The Magician’s Land [Lev Grossman] : The finale of Grossman’s series. In a sense it had all the right pieces, but somehow it felt less specific and grounded to me, perhaps because the world was no longer “new” or because I felt like there was a need to “finish things up.” Of course, if you read the first two you have to read this one, so it’s not like I could not-recommend it. I was still quite enjoyable.
Colorless Tsukuru Tazaki and His Years of Pilgrimage [Haruki Murakami]: This also felt a bit slight with respect to other books of Murakami, but also “clean” in a way that I appreciated. I also now have to listen to more Liszt. Tsukuru Tazaki feels “colorless” and empty, shunned by his old childhood friends. He finally tries to seek out why, which turns out to be more surprising than he thought. As with much of Murakami’s work, the “mysteriousness” of women has this negative tint that makes me uncomfortable. This book, unlike 1Q84 or others, has very little magical realism going on, so it could be a good recommendation for someone who is less of a fan of that aspect of Murakami’s work.
Soy Sauce For Beginners [Kirstin Chen]: The story of Gretchen Lin, a 30-year old who has moved back to Singapore from SF to work at the family soy sauce factory after her marriage fell apart, this novel is part Gretchen’s painful journey towards self-discovery and resolution with her family, and partly an introduction to Singapore for the non-familiar reader. The latter part will appeal to some but at times I wanted less explanation and to be forced into trying to make sense of cultural elements myself. In this sense it’s a sort of novel of cultural translation. That being said, the best part of this book is how true and messy the story really felt. The family (and business) are dysfunctional, and Gretchen has a lot to come to terms with regarding herself, her marriage, and her relationship to this family.
The Name of The Wind / The Wise Man’s Fear [Patrick Rothfuss] : I should make myself promise to not read epic fantasy series that are not completed. Told in a kind of story-within-a-story, these books were a great way to unwind over the vacation. If you like those bards plus wizards coming of age stories, this one is for you. Also: plenty of unrequited love.
The Lowland [Jhumpa Lahiri] : I had read the opening of this book as a short story, but the novel is another beast entirely. Two brothers in Kolkata, one a Naxalite, the other looking to go to grad school in the US, and a torn apart and stitched together family in the US. While reading this I kept thinking of the movie Boyhood, which rather abruptly jumped years into the future to catch the family’s story at another time. This book does the same, but the shifts felt more jarring to me; I did not understand who there characters were quite as well. I think I had to suspend my disbelief a few times for some of the narrative choices. However, in retrospect it is because I think I didn’t quite get the characters, or I had misconceptions. Regardless, I think this is a story that helps complicate the story of middle-class Indian immigrant families, and is worth giving a read.

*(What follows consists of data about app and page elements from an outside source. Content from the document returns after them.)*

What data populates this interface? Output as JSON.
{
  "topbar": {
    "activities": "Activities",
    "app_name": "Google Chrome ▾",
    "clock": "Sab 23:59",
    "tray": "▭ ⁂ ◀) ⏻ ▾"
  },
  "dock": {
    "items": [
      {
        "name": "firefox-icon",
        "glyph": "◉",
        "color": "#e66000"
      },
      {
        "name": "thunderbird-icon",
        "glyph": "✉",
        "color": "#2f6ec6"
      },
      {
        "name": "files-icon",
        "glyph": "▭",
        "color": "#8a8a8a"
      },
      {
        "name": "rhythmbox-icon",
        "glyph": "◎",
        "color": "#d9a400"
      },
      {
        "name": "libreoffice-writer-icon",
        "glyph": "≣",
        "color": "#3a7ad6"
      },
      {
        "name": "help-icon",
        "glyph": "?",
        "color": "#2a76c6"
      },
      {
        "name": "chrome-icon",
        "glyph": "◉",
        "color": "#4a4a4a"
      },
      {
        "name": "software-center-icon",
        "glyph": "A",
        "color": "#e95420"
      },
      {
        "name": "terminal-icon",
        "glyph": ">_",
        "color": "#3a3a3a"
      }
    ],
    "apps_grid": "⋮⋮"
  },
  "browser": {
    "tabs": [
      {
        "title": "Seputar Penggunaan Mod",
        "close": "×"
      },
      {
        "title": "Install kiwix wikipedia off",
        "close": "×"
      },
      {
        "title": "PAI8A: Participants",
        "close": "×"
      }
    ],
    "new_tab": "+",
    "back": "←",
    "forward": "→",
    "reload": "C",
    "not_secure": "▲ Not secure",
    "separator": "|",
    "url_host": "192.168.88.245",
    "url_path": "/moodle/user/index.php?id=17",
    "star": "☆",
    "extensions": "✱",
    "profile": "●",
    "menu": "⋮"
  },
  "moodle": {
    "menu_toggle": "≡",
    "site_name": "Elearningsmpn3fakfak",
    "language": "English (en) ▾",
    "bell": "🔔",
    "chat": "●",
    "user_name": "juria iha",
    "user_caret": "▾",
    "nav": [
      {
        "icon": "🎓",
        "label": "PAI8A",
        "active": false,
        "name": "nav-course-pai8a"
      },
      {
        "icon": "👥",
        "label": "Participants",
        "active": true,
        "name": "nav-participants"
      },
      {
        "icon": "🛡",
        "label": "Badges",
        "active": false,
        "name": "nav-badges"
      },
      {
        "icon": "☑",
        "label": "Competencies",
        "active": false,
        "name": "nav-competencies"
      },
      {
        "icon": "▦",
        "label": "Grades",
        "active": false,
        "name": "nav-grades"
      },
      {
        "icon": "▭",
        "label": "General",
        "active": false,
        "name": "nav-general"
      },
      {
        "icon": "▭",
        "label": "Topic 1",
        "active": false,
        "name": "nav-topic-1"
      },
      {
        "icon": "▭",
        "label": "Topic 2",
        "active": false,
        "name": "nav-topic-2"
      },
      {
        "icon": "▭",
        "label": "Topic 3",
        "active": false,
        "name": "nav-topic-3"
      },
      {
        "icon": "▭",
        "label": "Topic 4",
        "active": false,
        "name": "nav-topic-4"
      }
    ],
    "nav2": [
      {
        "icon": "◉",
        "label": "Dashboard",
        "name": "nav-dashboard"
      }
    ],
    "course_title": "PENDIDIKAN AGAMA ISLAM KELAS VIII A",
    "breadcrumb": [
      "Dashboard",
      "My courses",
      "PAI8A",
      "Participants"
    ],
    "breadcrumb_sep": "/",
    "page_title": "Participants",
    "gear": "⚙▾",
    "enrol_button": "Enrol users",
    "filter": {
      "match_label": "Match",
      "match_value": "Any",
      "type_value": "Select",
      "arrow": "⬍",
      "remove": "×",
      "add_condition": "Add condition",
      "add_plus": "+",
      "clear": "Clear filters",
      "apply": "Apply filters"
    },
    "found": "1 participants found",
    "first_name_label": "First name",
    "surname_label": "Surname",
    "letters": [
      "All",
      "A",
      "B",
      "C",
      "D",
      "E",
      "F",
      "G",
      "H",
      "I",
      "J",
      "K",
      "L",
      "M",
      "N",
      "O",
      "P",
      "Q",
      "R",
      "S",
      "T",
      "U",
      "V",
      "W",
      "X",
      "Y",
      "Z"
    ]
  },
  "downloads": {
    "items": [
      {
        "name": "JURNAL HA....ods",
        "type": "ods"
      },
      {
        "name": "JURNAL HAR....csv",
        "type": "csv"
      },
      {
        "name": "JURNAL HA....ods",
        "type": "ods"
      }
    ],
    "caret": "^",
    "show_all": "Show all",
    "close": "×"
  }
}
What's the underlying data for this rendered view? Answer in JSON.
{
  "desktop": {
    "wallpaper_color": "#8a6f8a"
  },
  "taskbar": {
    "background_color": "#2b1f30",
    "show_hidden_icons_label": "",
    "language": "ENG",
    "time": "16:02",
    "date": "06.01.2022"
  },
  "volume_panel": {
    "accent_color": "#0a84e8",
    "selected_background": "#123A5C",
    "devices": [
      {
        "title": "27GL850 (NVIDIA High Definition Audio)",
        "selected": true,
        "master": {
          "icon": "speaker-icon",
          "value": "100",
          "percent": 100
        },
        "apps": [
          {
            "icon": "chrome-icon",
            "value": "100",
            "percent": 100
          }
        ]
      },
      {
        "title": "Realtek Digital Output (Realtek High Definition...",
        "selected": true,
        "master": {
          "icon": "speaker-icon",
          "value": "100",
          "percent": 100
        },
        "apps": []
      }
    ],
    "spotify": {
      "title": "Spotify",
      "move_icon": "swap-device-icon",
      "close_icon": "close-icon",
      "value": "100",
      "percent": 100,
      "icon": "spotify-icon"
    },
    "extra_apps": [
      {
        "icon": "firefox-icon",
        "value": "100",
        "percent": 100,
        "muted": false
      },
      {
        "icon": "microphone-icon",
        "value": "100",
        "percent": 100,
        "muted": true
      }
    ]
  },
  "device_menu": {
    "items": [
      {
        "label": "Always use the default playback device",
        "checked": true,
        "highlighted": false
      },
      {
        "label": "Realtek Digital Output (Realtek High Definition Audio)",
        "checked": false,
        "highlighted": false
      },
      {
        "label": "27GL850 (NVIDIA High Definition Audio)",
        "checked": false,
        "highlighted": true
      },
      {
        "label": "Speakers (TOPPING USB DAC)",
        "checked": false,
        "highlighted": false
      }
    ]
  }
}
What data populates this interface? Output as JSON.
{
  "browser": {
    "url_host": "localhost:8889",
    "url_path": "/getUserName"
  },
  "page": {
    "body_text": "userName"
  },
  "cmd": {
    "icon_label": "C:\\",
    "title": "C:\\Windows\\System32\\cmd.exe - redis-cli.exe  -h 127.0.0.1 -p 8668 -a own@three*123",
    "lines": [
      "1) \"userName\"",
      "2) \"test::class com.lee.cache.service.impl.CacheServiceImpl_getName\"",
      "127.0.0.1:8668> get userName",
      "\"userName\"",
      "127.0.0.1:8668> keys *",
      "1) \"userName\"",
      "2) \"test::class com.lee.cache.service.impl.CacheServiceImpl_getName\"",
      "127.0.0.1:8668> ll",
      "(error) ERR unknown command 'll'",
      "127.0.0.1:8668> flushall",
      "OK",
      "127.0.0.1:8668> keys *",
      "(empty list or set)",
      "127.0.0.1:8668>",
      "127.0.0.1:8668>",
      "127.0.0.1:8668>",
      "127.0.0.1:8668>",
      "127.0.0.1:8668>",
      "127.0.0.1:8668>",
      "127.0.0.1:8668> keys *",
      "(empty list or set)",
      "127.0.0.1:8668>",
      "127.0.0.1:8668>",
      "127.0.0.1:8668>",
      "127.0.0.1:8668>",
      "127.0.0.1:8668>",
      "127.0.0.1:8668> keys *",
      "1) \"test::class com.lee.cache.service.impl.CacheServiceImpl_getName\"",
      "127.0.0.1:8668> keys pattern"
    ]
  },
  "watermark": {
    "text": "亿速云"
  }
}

House of Suns [Alastair Reynolds] : Space opera, on a grand scale, but still grounded in our galaxy with humans, rather than the more distant and alien Culture novels of Banks. As Cosma would put it, mind candy, and a nice beach read.
3 thoughts on “Readings”
I think one of the most enjoyable book experiences I’ve had was trying to explain the plot of Alastair Reynolds’ “Revelation Space” to Anna immediately after I finished reading it. Such Rube Goldberg. I quite enjoyed “House Of Suns”, too, especially the “Oh, while you were asleep, we fought for thousands of years,” and … was there orange juice?
How is Lahiri’s novel a different beast from the story? I remember really liking the story and I’m wondering whether to give the novel a try.
Oh it follows the two brothers’ lives for decades on, and it’s a totally different journey. You should read it!